I was going to ask if i could go by his place to check them out but not sure what i would be looking for. any info on equipment stuff like that would be appreciated like brand quality and all. i was going to use them in my backyard where i bought a horse mat and i have old carpet squares i was planning on putting them on top for some extra cushioning for the plates/concrete
i read some posts that said that the bar is prob the most important thing, and was wondering how can i test the bars??
thanks guys and sorry if this seems like a stupid question


not much to tell really....

A good bar spins well and is in the 20mm range, not the thick cheapo ones that regular gyms have (30mm).

Good brands for Oly Bars that I know off are Eleiko, Werksan, and Pendlay. But your best bet is to check out what the guy has and play with it.

....and cross your fingers.


Olympic mens barbells are 28mm grip, most normal bars are 30-32mm. The gym I go to away from the club have the 30mm bars and I find them fine to lift with (although the smaller is obviously preferable). If you have small hands it might be an issue though. As Neo said the most important thing I think you should look for is a decent spin as it makes a big difference.


I 'heard' from somewhere that the defintiion of an olympic bar is that the 'sleeves' are a certain thickness for weights...

But yes of course a real Olympic bar would spin will, have decent knurling, sleeves correctly and the bar thickness to be correct.



Yes you are correct. The term olympic does define the sleeve length. I should have used a different name, I just meant it as the competition olympic weightlifting barbell thickness!
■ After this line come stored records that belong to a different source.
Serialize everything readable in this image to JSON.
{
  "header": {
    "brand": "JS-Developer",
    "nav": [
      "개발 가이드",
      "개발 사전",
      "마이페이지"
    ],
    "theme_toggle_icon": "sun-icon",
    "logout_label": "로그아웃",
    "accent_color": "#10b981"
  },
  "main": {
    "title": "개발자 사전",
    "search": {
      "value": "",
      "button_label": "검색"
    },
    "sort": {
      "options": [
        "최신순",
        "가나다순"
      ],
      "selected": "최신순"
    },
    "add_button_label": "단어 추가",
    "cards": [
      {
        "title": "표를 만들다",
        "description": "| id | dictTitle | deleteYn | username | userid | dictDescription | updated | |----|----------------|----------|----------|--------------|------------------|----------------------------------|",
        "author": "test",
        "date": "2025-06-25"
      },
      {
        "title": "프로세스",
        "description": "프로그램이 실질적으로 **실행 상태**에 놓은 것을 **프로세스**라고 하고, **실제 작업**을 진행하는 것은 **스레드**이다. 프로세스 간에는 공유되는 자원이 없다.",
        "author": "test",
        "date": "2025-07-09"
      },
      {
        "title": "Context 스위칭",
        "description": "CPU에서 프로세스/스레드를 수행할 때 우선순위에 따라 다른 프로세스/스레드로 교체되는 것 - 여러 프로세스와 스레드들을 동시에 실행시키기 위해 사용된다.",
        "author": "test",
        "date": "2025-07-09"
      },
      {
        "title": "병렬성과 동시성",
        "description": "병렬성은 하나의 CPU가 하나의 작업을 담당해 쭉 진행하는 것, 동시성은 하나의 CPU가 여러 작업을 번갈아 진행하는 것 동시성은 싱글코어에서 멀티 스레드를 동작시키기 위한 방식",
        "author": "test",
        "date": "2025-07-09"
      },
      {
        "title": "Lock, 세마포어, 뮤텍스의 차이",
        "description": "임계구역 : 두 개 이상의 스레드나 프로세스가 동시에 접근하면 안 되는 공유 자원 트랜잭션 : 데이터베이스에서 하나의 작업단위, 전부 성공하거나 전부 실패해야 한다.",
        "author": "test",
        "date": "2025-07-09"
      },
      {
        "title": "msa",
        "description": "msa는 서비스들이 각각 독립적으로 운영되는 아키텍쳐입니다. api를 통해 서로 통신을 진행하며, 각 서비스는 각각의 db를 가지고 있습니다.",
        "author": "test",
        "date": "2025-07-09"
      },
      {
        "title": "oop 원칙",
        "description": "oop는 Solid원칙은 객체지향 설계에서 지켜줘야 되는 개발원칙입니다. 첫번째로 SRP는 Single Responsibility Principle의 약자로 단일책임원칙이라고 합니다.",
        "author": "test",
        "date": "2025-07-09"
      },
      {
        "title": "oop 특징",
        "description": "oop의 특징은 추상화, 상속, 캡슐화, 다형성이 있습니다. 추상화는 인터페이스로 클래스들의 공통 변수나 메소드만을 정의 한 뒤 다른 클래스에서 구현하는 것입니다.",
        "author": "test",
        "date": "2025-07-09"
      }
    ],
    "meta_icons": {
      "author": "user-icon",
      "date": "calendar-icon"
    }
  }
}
Yeah I know what you meant :slight_smile:



Ignorant powerlifter question warning:

What's the deal with the flexibility of olympic bars?

Is it designed that way? does it decrease injury or make it easier to lift?

I've never messed with one myself, but I've always been curious to know why they seem to have so much more give than something like a texas power bar.


Skilled lifters can take advantage of the spring in the bar when jerking by timing their drive/jerk after the dip such that the weight on the bar are moving upwards at the same time that they are driving to get themselves under the bar and get the bar overhead. After dipping, a very slight pause is in order to allow the ends of the bar to spring upward at the same time the lifter initiates his jerk.


Theres no pause, it's the change of direction that whips the bar along with it's built in flexibility.

It flexs around 135kg if your fast, definitely does around 165kg! Looks bad ass.

I would be concerned in a flexing if it wasn't a real oly bar.

I know that the Eleiko ones you can bend the middle of it 6inches from the middle and it'll bend back itself straight. I'm pretty f0cking sure on a cheaper no name non oly bar it'll just stay that bent if you did that to it!



That might be part of why they're flexy too. The more elastic the metal is the more it can bend and still return to it's original undeformed shape, whereas a less elastic or more brittle metal would become permanently deformed (bent) under such forces. Seeing as how olympic bars are designed to be dropped from overhead with nearly 600 pounds on the bar with no issues on a regular basis, a more elastic bar which will bend only to return to it's original (straight) state is preferable over a stiffer (more brittle) bar which will undergo permanent deformation every time the barbell is dropped with any appreciable weight, until such point as the bar is unusable.



It's probably cheaper to build a brittle bar without any flex in it...



Yes, right, of course there should be no pause! Pausing is a nice way to bury your attempt. What I should have said is that lifters who time the dip and drive properly can maximize the whip effect to their advantage, while the whip will work to the detriment of those who rush the jerk.

And as noted above, flexibility is important for the longevity of the barbell. Later, weightlifters began to take advantage of it. Eleiko bars in particular are known for their springiness. The York bars of old were stiffer. I don't know how the other major bars today -- Uesaka, Zhangkong, Werksan, etc. -- compare to Eleikos.

I am curious as to whether anyone knows or has an opinion. Are the major bars today more or less indistinguishable? Or are their tangible differences.


I'm sure it depends. Sometimes you have to add processes to make material harder, sometimes you have to add processes to make it more ductile. It may only be a difference in the tempering temperature or have fast it's quenched. Oh course production volumes make a big difference And I'd think the O-bars would be lower volumes.